From the contiguous stretch of urban sprawl in New England, Florida named the Bos-Wash region, to the Pacific Northwest he called “Cascadia,” these dozen areas are the economic and population hubs of the country. According to Florida, “these dozen regions have a combined population of more than 230 million people, including 215 million from the United States, or 70 percent of the U.S. population.”
Many of these areas have various forms of public transportation, some well known and extremely popular, while others are continuing to face the needs and challenges associated with creating a successful network of transportation.
Beginning today, and over the weekend, we’ll take a look at how each of these regions are connected.
Bos-Wash: By far the largest population and economic output region on Florida’s list, Bos-Wash “stretches from Boston through New York, Philadelphia and Baltimore to Washington, D.C.” and is home to 56.5 million people.

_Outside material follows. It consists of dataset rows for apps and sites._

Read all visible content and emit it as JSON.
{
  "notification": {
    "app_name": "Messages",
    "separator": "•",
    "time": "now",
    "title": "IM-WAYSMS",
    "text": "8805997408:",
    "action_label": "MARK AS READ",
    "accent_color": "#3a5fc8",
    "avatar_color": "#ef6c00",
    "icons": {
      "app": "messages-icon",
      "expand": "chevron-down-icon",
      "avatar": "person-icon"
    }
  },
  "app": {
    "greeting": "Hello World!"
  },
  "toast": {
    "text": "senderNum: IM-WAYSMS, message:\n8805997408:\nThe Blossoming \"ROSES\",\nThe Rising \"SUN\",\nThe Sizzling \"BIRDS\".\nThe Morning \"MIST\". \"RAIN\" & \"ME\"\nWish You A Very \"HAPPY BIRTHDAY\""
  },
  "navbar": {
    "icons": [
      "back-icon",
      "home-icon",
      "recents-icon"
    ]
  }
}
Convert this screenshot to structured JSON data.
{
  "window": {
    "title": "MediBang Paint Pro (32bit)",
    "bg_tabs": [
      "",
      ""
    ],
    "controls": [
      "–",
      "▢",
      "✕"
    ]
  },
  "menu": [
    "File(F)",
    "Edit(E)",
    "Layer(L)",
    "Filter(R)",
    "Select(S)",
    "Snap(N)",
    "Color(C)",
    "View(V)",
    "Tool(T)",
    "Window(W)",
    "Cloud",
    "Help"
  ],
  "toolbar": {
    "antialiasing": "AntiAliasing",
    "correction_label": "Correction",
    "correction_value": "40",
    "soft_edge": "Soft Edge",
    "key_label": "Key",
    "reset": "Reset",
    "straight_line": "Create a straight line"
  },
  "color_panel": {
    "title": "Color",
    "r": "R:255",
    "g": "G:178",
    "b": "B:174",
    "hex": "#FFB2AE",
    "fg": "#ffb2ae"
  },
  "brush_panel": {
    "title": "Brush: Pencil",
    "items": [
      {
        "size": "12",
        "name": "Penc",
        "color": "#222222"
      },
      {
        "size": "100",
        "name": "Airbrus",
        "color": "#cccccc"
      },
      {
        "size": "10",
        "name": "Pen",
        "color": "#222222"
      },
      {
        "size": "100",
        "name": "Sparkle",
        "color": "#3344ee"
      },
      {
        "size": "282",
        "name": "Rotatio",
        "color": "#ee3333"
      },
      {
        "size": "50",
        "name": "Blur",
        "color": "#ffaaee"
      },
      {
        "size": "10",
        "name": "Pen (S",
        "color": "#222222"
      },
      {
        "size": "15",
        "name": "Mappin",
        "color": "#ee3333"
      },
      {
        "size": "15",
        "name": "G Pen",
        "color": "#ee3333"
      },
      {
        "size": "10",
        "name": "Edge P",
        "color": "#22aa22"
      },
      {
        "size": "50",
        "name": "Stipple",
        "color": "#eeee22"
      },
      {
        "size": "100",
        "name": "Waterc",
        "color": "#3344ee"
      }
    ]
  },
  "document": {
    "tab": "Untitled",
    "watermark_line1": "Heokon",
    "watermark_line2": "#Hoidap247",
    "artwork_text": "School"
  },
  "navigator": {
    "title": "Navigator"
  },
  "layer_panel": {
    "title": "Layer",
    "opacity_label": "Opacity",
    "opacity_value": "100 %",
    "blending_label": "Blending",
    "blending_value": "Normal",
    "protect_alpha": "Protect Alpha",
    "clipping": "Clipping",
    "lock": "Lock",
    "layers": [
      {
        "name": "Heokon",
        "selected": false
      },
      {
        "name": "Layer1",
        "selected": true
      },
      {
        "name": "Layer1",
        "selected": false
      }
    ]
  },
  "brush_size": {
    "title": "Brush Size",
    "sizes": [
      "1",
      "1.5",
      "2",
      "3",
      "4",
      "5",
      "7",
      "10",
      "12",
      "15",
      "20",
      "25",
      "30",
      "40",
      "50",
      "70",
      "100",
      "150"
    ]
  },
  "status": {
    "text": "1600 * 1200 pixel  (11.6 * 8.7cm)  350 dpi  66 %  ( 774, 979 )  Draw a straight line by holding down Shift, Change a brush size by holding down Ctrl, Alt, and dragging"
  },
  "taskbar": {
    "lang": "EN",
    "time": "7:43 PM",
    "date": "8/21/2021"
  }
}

This densely populated part of the country has long had public transportation systems and in all shapes and sizes.
Bus lines such as Peter Pan Bus Lines run as far north as Connecticut and as far south as Washington D.C., according to travel-website Lonely Planet. Amtrak provides train services to the region with lines such as the “Downeaster,” which travels between Boston and Maine, or the “Vermonter,” which runs from Washington D.C., through New York City, to northern Vermont.
Other options for the region include ferries, such as the Long Island Ferry that connects Connecticut to New York’s Long Island, dropping riders in a terminal “eight miles from the Long Island Rail Road station with connections to New York City.”
Chi-Pitts: The Chicago to Pittsburgh region is second on Florida’s list of population and economic output in the U.S., and includes metropolitan areas such as Minneapolis, Detroit and Cleveland as well. Travel options connecting these regions include passenger trains via Amtrak, including to places such as Chicago, Minneapolis and Indianapolis, or the Megabus, which has fares as low as $1.
Megabus came to Chicago in 2006 and used a low-cost system of online reservations, lower fares the early reservations are booked, and sidewalk pickups instead of terminals, according to the Seattle Post-Intelligencer. It’s a particularly important source of transportation to and from college campuses.
Char-lanta: This region is home to 22 million people, according to Florida, and its economic impact is large enough to be in the top 15 economics in the world if it were isolated. The Char-lanta region includes metropolises such as Atlanta, Georgia, Raleigh, N.C. and Birmingham, Ala.
Similar to the Chi-Pitts, Megabus expanded to cover much of this region in 2011, and Amtrak has service from Charlotte, N.C., through Atlanta and Birmingham, Ala. The Georgia Department of Transportation has also been working on a high-speed passenger rail investment plan seeking to connecting Atlanta to Charlotte, N.C.
So-Cal: The first west coast region on Florida’s list includes Los Angeles, San Diego and Tijuana, Mexico. Travelers between San Diego, Orange County and Los Angeles have Amtrak’s Pacific Surfliner Train but also have access to the Metrolink, which offers other routes throughout Los Angeles, Orange County and northern San Diego County. City-to-city travelers can also use Greyhound bus lines or shuttle services.
Check back tomorrow as we continue our look into how the “Megalopolises” are connected.